The ability of emergency contractors to speedily mobilize extra workers and equipment—combined with fire damage being less severe than initially feared—made reopening of a 450-ft section of Interstate 10 in Los Angeles possible in eight days last fall. Work continues to shore up columns with steel bracing and repair damaged concrete.
After the Nov. 11 fire shut down a portion of I-10 near downtown, officials worried if demolition and replacement were needed, an approach that could take four to eight months. “This thing is going to have to come down,” Federal Highway Administration head Shailen Bhatt said upon initial visual inspection of the damage, according to a recollection by Ramon Hopkins, construction division chief for the California Dept. of Transportation (Caltrans).
Hopkins spoke at a virtual event Jan. 12 sponsored by BuildOUT California in collaboration with AGC of California and CALINFRA.
But samples taken from the highway deck, soffits and columns showed far less damage than feared, Hopkins noted.
That pared the fix time estimate down to eight weeks. The eventual determination that the amount of shoring of bents needed was half as much as initially thought further bolstered the reopening timeframe. Stress gauges and other instrumentation now show no deformation or vibrations under live traffic; the section carries about 300,000 vehicles daily.
Hopkins also credited emergency contractors Griffith Co. and Security Paving for swift mobilization. Griffith removed 154 truck loads of debris within 48 hours, he noted.
“It was 24/7 for seventy-two hours,” said Ben Walnum, senior project manager at Griffith.
Security Paving, which started with six hydraulic jacks, managed to secure an additional 30, also speeding the reopening, Hopkins added. The contractor developed a falsework plan within 10 hours and used 870,000 lb of beams, posts and steel to erect 54 falsework bents.
“It was all hands on deck,” said Brian Algren, Security Paving senior vice president, noting that personnel ramped up from 40 to 80 by the end of the first week. “We got the falsework up pretty quickly.”
Crews are installing 58 steel casings to brace the columns, with grouting or use of self-consolidating concrete to patch them up, he added.

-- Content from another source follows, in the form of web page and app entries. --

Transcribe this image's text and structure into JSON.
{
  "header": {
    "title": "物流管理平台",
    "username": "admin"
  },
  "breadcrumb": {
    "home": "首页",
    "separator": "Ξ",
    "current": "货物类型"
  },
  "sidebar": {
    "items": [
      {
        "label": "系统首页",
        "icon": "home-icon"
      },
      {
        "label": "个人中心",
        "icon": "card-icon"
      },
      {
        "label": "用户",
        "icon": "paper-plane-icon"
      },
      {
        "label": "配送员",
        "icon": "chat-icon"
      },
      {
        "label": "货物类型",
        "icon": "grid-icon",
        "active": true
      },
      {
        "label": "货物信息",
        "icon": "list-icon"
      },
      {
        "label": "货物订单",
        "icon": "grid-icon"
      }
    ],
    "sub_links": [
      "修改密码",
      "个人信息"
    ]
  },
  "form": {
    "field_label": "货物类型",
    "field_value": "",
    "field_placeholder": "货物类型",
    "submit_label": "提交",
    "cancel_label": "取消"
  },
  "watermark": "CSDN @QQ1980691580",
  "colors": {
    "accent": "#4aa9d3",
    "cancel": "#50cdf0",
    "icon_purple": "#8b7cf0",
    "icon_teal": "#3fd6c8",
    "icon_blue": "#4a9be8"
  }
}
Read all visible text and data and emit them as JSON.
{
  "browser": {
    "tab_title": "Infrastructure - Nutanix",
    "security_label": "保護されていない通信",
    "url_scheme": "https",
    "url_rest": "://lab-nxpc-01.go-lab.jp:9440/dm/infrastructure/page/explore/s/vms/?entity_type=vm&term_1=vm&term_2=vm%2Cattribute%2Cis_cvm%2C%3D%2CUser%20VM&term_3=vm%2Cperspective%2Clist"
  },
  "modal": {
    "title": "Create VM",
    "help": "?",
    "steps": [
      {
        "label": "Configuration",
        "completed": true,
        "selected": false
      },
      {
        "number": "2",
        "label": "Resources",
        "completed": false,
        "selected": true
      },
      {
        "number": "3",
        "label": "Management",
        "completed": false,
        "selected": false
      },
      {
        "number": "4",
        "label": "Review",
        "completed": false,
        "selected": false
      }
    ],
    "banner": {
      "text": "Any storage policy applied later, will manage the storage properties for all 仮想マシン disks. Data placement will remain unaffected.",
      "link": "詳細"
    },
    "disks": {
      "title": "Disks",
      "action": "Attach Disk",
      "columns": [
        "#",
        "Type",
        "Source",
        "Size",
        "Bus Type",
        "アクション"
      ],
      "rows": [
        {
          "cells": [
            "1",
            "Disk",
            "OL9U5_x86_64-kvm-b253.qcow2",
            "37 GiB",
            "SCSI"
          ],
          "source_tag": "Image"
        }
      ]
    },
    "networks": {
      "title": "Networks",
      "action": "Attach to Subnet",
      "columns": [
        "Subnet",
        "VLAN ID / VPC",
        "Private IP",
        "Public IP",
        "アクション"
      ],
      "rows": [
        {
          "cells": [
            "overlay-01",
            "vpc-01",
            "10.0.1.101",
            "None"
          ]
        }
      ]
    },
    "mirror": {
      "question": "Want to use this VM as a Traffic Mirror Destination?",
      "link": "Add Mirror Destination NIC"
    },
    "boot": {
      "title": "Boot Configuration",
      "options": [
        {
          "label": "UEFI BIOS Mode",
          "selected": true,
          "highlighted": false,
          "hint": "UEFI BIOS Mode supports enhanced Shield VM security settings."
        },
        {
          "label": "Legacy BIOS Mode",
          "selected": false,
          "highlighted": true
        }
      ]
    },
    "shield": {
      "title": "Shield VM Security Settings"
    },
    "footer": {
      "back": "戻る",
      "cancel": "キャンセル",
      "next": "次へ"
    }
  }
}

After that, workers will replace damaged concrete on the soffits. Algren estimated that two months’ worth of work remain on the column repairs. While it’s “less clear” how long the soffit repairs will take, he estimated all work will be done by June.
While the section reopened in eight days, an off-ramp took a a little longer. “Economic prosperity was a concern,” Hopkins said, noting the impact on businesses located nearby.
Work to reopen the section cost about $6 million, with total repair estimates ranging up to $10 million, said Hopkins. The federal government is expected to fully reimburse Caltrans, he added.
Caltrans uses an emergency contractor registry, and chose Griffith and Security Paving based on their proximity and ability to fill the required roles. The agency and contractors also used small, local and disadvantaged businesses as much as possible for such tasks as welding the bracing and addressing electrical systems, Hopkins said.
He also credited the union crews for being “tireless … agile and flexible.”